Tell them you're safe as someone else's houses. Oh no, you're not going to be anywhere near the Danger Zone or anything like that. You've got a friend who lives in a big fortified house on a big tall hill somewhere and you're bringing flashlights and emergency rations and all of that. Nothing's gonna get you up there. You're absolutely not going to make a quick run to the liquor store and then go right back to your own apartment, which is basically a glorified lean-to, to watch the mayhem from the best, and most precarious, seat in the house. Nope, you've responsibly planned to get out of the way of this potentially catastrophic event. You're going to be at your friend's place, you know, your friend George. George Glass. Wait, no, not glass, uh, George Unbreakableplasticcomposite. Yeah, that's where you'll be.

Irene. Always Irene. The best way to calm a freaking-out person who's convinced that the East Coast will soon be only a memory is to remind them about last year's supposed big blow, Hurricane Irene. Yes Irene did do some damage, but for all the prophecies of doom and destruction, it was mostly just a lot of rain and bored people staring out their windows waiting for something worse to happen. Simply remind your parents or whoever else of this fact, that these things often do sputter into basically nothing, and that chances are that will happen this year too. That doesn't mean you should let your guard down, of course. You should absolutely be loading up your panic room or wherever you plan to wait this nightmare out, but for them? Just gently remind them that they were all panicked during Irene and that old girl didn't leave much of a mark.

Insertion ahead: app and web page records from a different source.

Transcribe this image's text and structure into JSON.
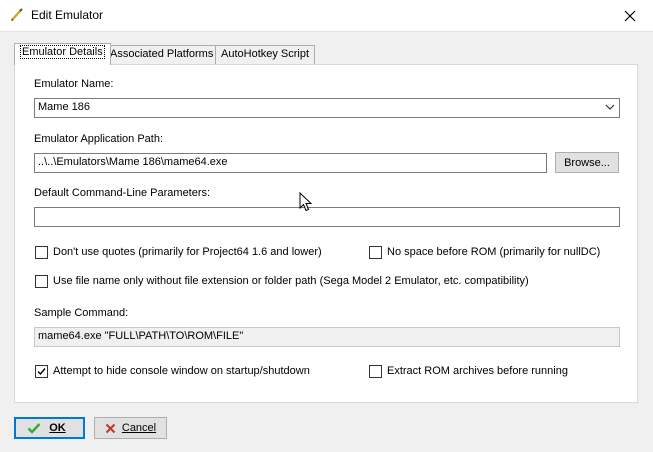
{
  "window": {
    "title": "Edit Emulator",
    "title_icon": "pencil-icon",
    "close_icon": "close-icon"
  },
  "tabs": [
    {
      "label": "Emulator Details",
      "active": true
    },
    {
      "label": "Associated Platforms",
      "active": false
    },
    {
      "label": "AutoHotkey Script",
      "active": false
    }
  ],
  "details": {
    "emulator_name_label": "Emulator Name:",
    "emulator_name_value": "Mame 186",
    "app_path_label": "Emulator Application Path:",
    "app_path_value": "..\\..\\Emulators\\Mame 186\\mame64.exe",
    "browse_label": "Browse...",
    "cmdline_label": "Default Command-Line Parameters:",
    "cmdline_value": "",
    "checkboxes": {
      "dont_use_quotes": {
        "label": "Don't use quotes (primarily for Project64 1.6 and lower)",
        "checked": false
      },
      "no_space_before_rom": {
        "label": "No space before ROM (primarily for nullDC)",
        "checked": false
      },
      "use_file_name_only": {
        "label": "Use file name only without file extension or folder path (Sega Model 2 Emulator, etc. compatibility)",
        "checked": false
      },
      "hide_console": {
        "label": "Attempt to hide console window on startup/shutdown",
        "checked": true
      },
      "extract_rom": {
        "label": "Extract ROM archives before running",
        "checked": false
      }
    },
    "sample_command_label": "Sample Command:",
    "sample_command_value": "mame64.exe \"FULL\\PATH\\TO\\ROM\\FILE\""
  },
  "footer": {
    "ok_label": "OK",
    "cancel_label": "Cancel"
  },
  "colors": {
    "ok_check": "#3aa935",
    "cancel_x": "#c0392b",
    "focus_border": "#0078d7"
  }
}
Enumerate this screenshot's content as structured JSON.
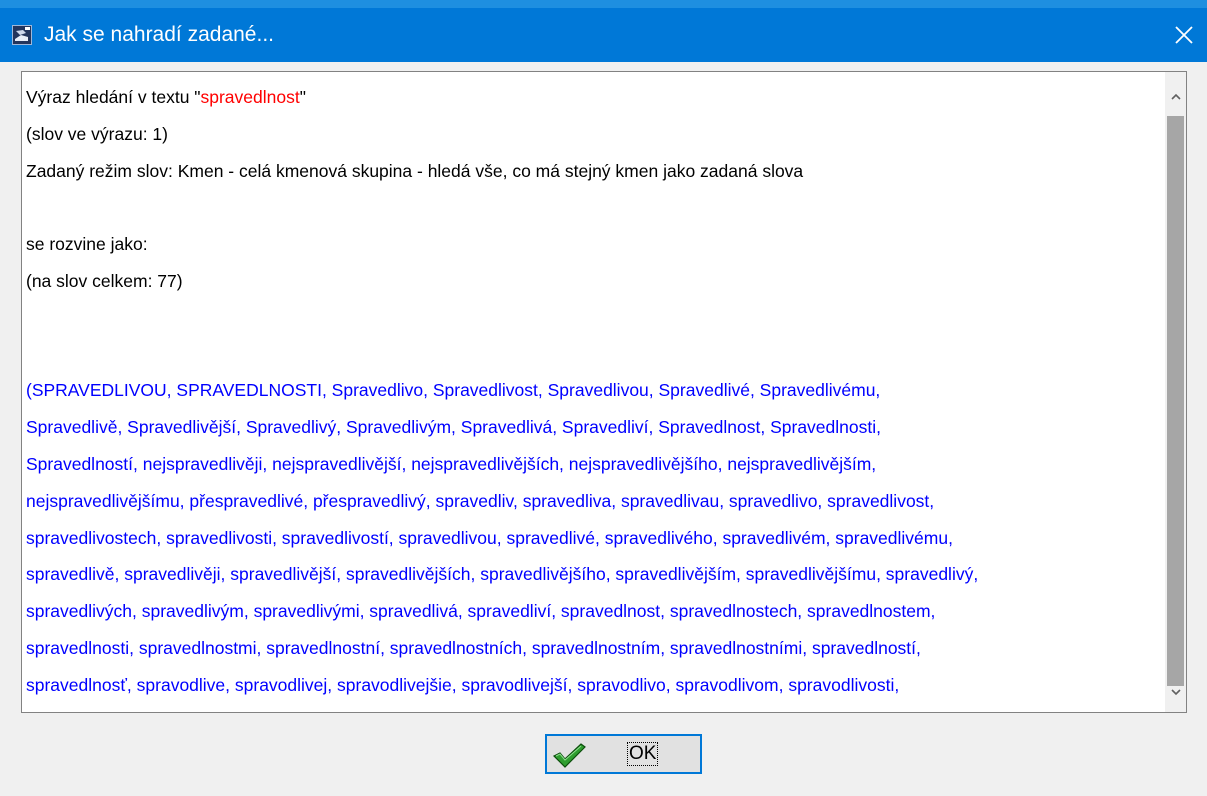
{
  "window": {
    "title": "Jak se nahradí zadané..."
  },
  "content": {
    "line1_prefix": "Výraz hledání v textu \"",
    "search_term": "spravedlnost",
    "line1_suffix": "\"",
    "word_count": "(slov ve výrazu: 1)",
    "mode": "Zadaný režim slov: Kmen - celá kmenová skupina - hledá vše, co má stejný kmen jako zadaná slova",
    "expands_as": "se rozvine jako:",
    "total_words": "(na slov celkem: 77)",
    "word_lines": [
      "(SPRAVEDLIVOU, SPRAVEDLNOSTI, Spravedlivo, Spravedlivost, Spravedlivou, Spravedlivé, Spravedlivému,",
      "Spravedlivě, Spravedlivější, Spravedlivý, Spravedlivým, Spravedlivá, Spravedliví, Spravedlnost, Spravedlnosti,",
      "Spravedlností, nejspravedlivěji, nejspravedlivější, nejspravedlivějších, nejspravedlivějšího, nejspravedlivějším,",
      "nejspravedlivějšímu, přespravedlivé, přespravedlivý, spravedliv, spravedliva, spravedlivau, spravedlivo, spravedlivost,",
      "spravedlivostech, spravedlivosti, spravedlivostí, spravedlivou, spravedlivé, spravedlivého, spravedlivém, spravedlivému,",
      "spravedlivě, spravedlivěji, spravedlivější, spravedlivějších, spravedlivějšího, spravedlivějším, spravedlivějšímu, spravedlivý,",
      "spravedlivých, spravedlivým, spravedlivými, spravedlivá, spravedliví, spravedlnost, spravedlnostech, spravedlnostem,",
      "spravedlnosti, spravedlnostmi, spravedlnostní, spravedlnostních, spravedlnostním, spravedlnostními, spravedlností,",
      "spravedlnosť, spravodlive, spravodlivej, spravodlivejšie, spravodlivejší, spravodlivo, spravodlivom, spravodlivosti,"
    ]
  },
  "colors": {
    "titlebar": "#0078d7",
    "search_term": "#ff0000",
    "word_list": "#0000ff"
  },
  "buttons": {
    "ok_label": "OK"
  }
}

Unless, of course, you live in Vermont. Hm. Maybe they're right to worry after all.